Continue reading

Choosing a Tree: Issues of Structure and Growth

Right Plant Right Place covers a lot. Usually when you hear it used the speaker is referring to matching the plant with the growing conditions: soil, sun, climatic conditions, size, etc. Here, I’m going to address the physical structure and growth of a tree as it relates to place, Carpinus betulus ‘Fastigiata’, in this case, as it is often used as a ‘street tree’. The Upright European Hornbeam has proven its value as a street tree. It is very adaptable to conditions in our region that exist at the curb. That being said there are questions of structure and growth that need to be asked if such a planting is going to be aesthetically successful over the longer term.

Hornbeams across the street from my house after pruning

Hornbeams across the street from my house after pruning

Continue reading

Dispatches from Bend, OR

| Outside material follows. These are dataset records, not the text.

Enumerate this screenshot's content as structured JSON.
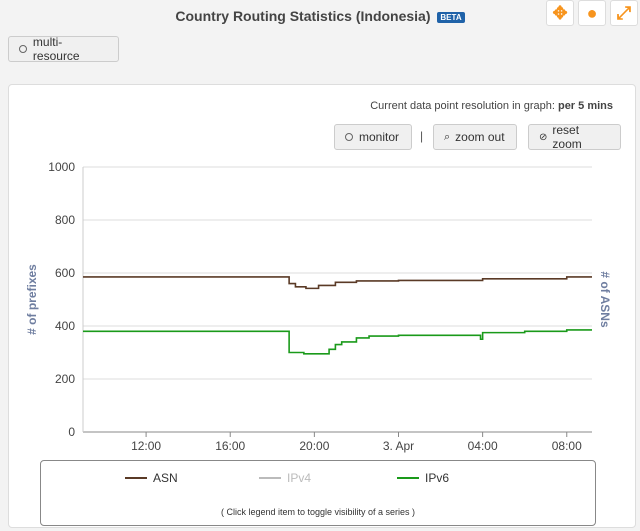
{
  "header": {
    "title": "Country Routing Statistics (Indonesia)",
    "badge": "BETA"
  },
  "top_icons": [
    "move-icon",
    "comment-icon",
    "expand-icon"
  ],
  "multi_resource_label": "multi-resource",
  "resolution": {
    "prefix": "Current data point resolution in graph:",
    "value": "per 5 mins"
  },
  "toolbar": {
    "monitor": "monitor",
    "separator": "|",
    "zoom_out": "zoom out",
    "reset_zoom": "reset zoom"
  },
  "legend": {
    "note": "( Click legend item to toggle visibility of a series )"
  },
  "chart_data": {
    "type": "line",
    "ylabel": "# of prefixes",
    "ylabel_right": "# of ASNs",
    "ylim": [
      0,
      1000
    ],
    "y_ticks": [
      "0",
      "200",
      "400",
      "600",
      "800",
      "1000"
    ],
    "x_ticks": [
      "12:00",
      "16:00",
      "20:00",
      "3. Apr",
      "04:00",
      "08:00"
    ],
    "x_tick_hours": [
      12,
      16,
      20,
      24,
      28,
      32
    ],
    "xlim_hours": [
      9.0,
      33.2
    ],
    "series": [
      {
        "name": "ASN",
        "color": "#5a3a26",
        "visible": true,
        "x": [
          9.0,
          18.5,
          18.8,
          19.1,
          19.6,
          20.2,
          21.0,
          22.0,
          24.0,
          28.0,
          32.0,
          33.2
        ],
        "values": [
          585,
          585,
          560,
          548,
          542,
          553,
          565,
          570,
          572,
          578,
          585,
          585
        ]
      },
      {
        "name": "IPv4",
        "color": "#bbbbbb",
        "visible": false,
        "x": [],
        "values": []
      },
      {
        "name": "IPv6",
        "color": "#1a9a1a",
        "visible": true,
        "x": [
          9.0,
          18.5,
          18.8,
          19.4,
          19.5,
          20.6,
          20.7,
          21.0,
          21.3,
          22.0,
          22.6,
          23.0,
          24.0,
          26.0,
          27.9,
          28.0,
          30.0,
          32.0,
          33.2
        ],
        "values": [
          380,
          380,
          300,
          300,
          295,
          295,
          312,
          330,
          340,
          355,
          362,
          362,
          365,
          365,
          350,
          375,
          380,
          385,
          385
        ]
      }
    ]
  }
}
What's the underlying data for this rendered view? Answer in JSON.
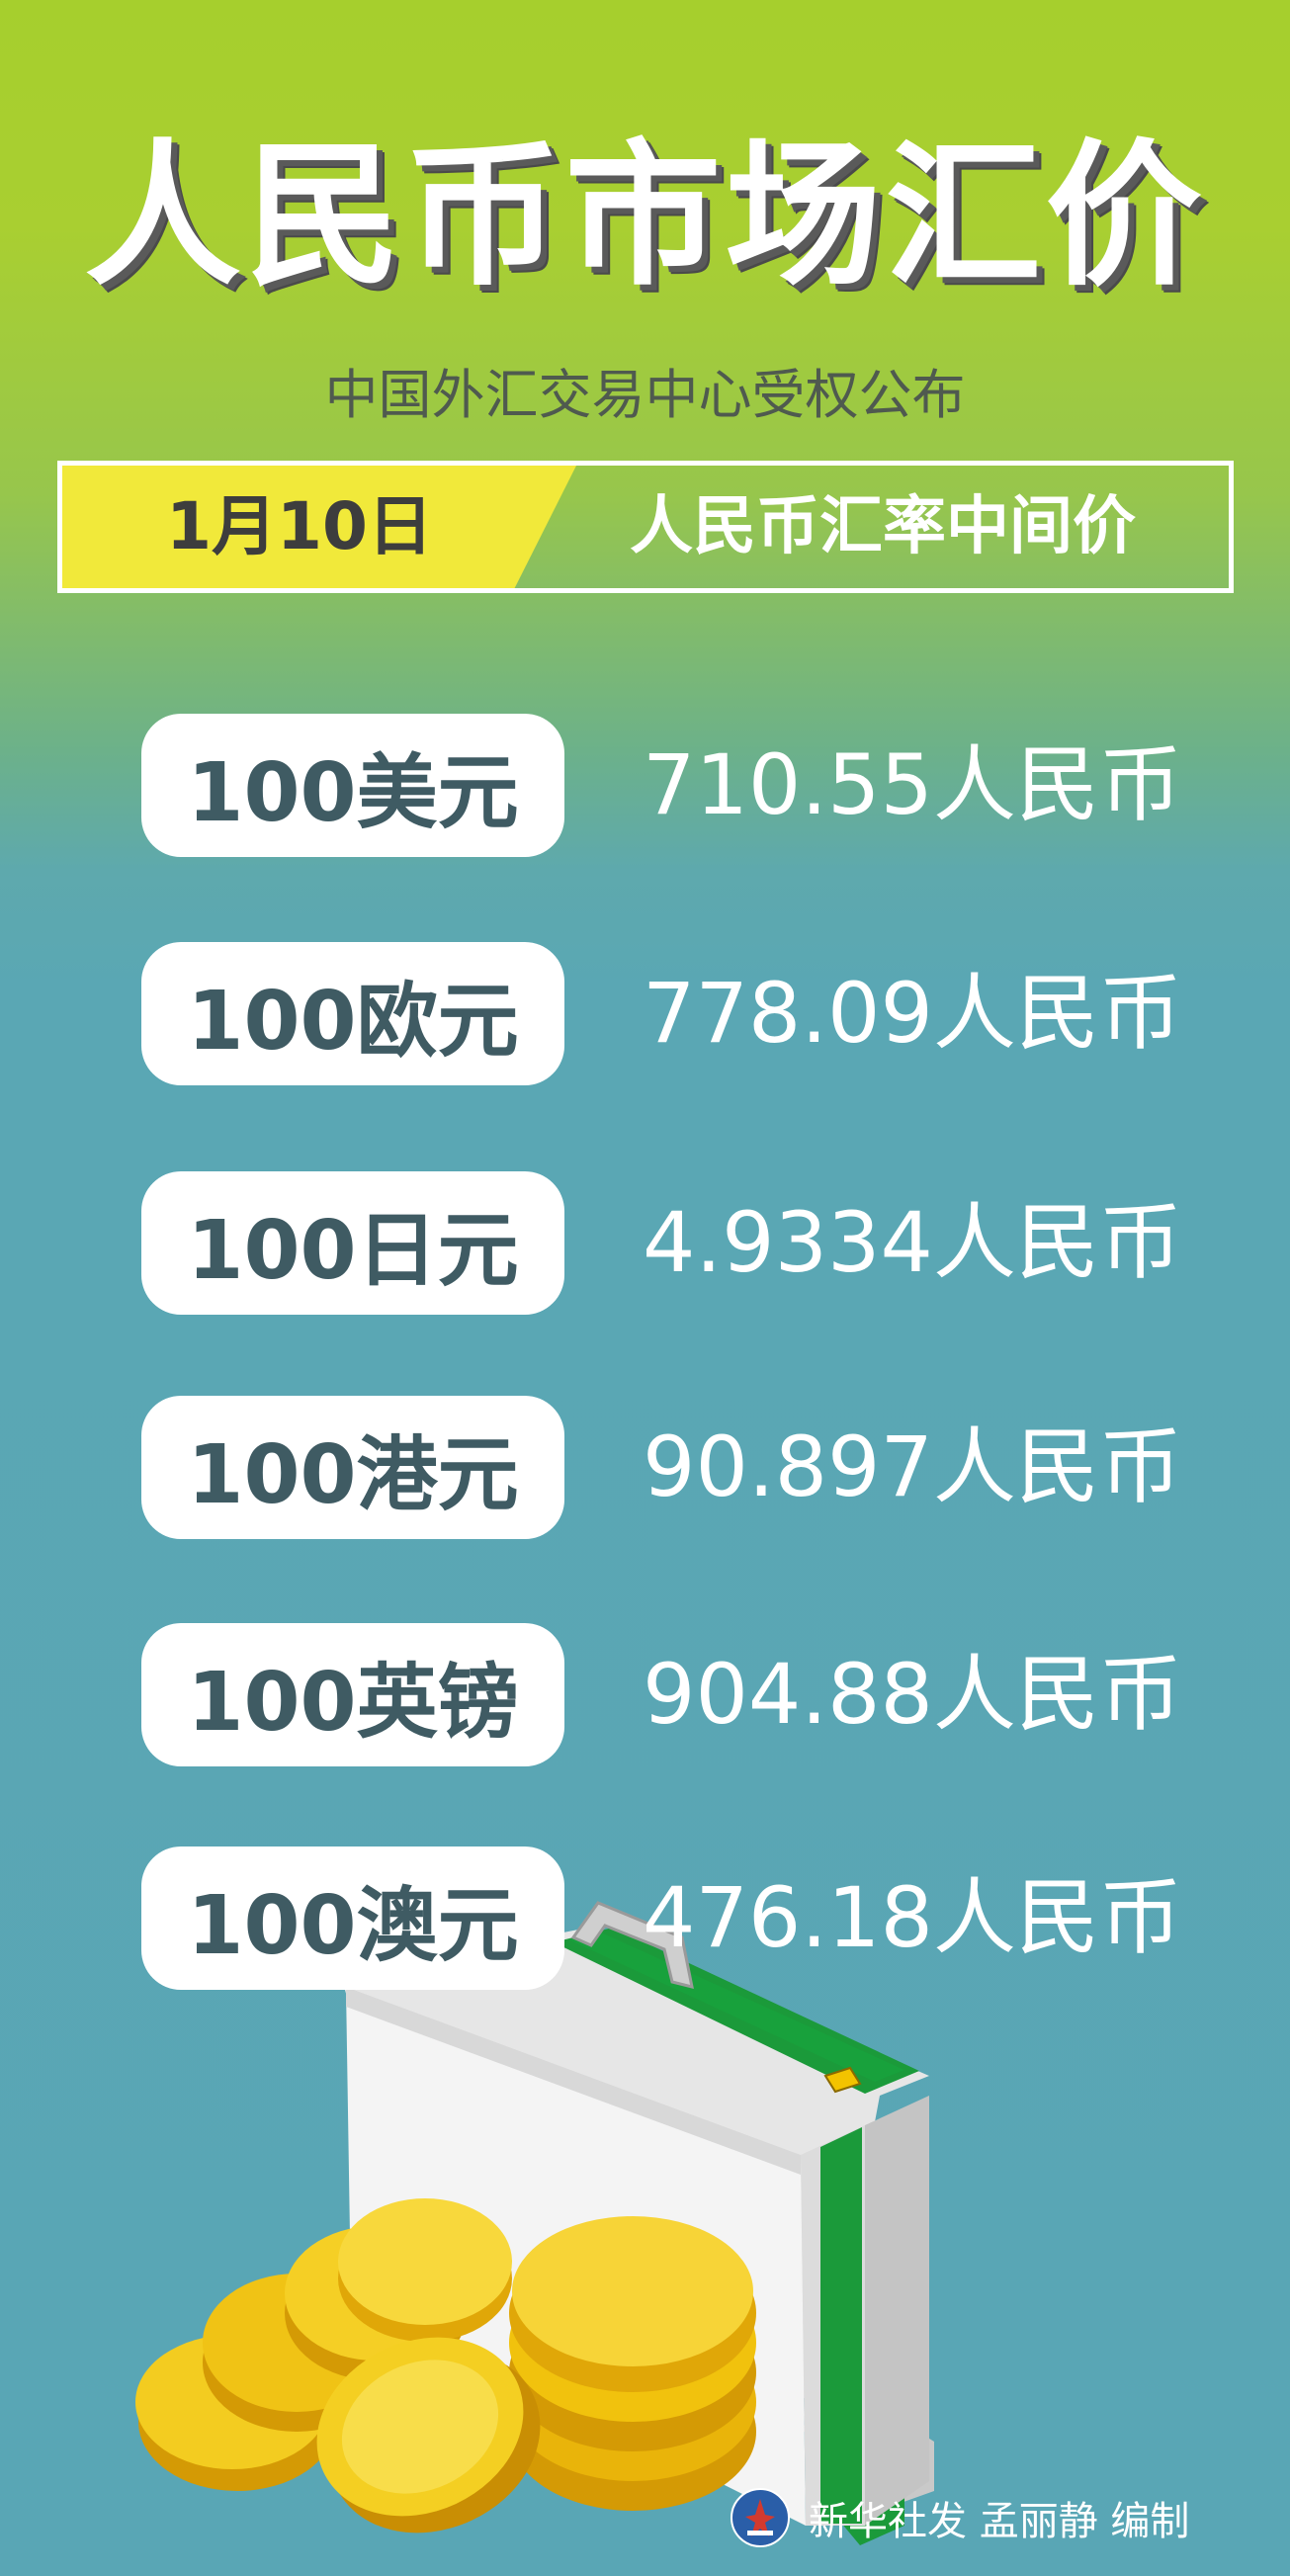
{
  "header": {
    "title": "人民币市场汇价",
    "subtitle": "中国外汇交易中心受权公布"
  },
  "banner": {
    "date": "1月10日",
    "label": "人民币汇率中间价"
  },
  "rates": [
    {
      "currency": "100美元",
      "value": "710.55人民币"
    },
    {
      "currency": "100欧元",
      "value": "778.09人民币"
    },
    {
      "currency": "100日元",
      "value": "4.9334人民币"
    },
    {
      "currency": "100港元",
      "value": "90.897人民币"
    },
    {
      "currency": "100英镑",
      "value": "904.88人民币"
    },
    {
      "currency": "100澳元",
      "value": "476.18人民币"
    }
  ],
  "footer": {
    "credit": "新华社发 孟丽静 编制",
    "logo_icon": "xinhua-logo-icon"
  },
  "colors": {
    "background_top": "#a6cf2d",
    "background_bottom": "#59a6b5",
    "banner_date_bg": "#f1e93a",
    "pill_text": "#3f5b63"
  },
  "illustration": {
    "icons": [
      "briefcase-icon",
      "gold-coins-icon"
    ]
  }
}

I’m over here in Bend for the Labor Day weekend doing family stuff, visiting my dad and Julie’s parents…dealing.  I worked my way through the first draft of an article/posting on everyone’s favorite Manzanita, isn’t it, Arctostaphylos patula, with a sustainable landscape spin.  I met two old friends at the 6th Annual Little Woody, a celebration of beers aged in barrels, mostly bourbon or wine, 24 breweries with 40 decisions to make.  Needless to say they got easier as we worked our way around.  If you’re a beer snob and like to wow your friends with talk of original and final gravity, A.B.V. and what the right balance of I.B.U.s might be, this is for you.  It’s still a modest sized crowd that attends.  Don’t expect pints, just good beer, with a twist and extra ooomph!

Today, though I’m between things and went for a walk with plants in mind, Arctostaphylos foremost, and set out to look a little closer at some of Bend’s more public ‘scapes, in their roadways not their Parks.  Bend is known for its ubiquitous and proliferating traffic circles so I checked this one out on SW 14th, on Bend’s westside.  They are all planted from a native palette.  A couple of bronze deer were curious what I was doing.  The light was glaring and my pictures less than I had hoped.

After that I was cutting through some commercial spaces on my way to check out Bend’s newest booze joint, Back Drop Distilling, it’s sharing space with Good Life Brewing, but the sign says they won’t be open until sometime later this fall, when I saw these Rhamnus frangula ‘Asplenifolia’ at a little US Bank branch office.   Continue reading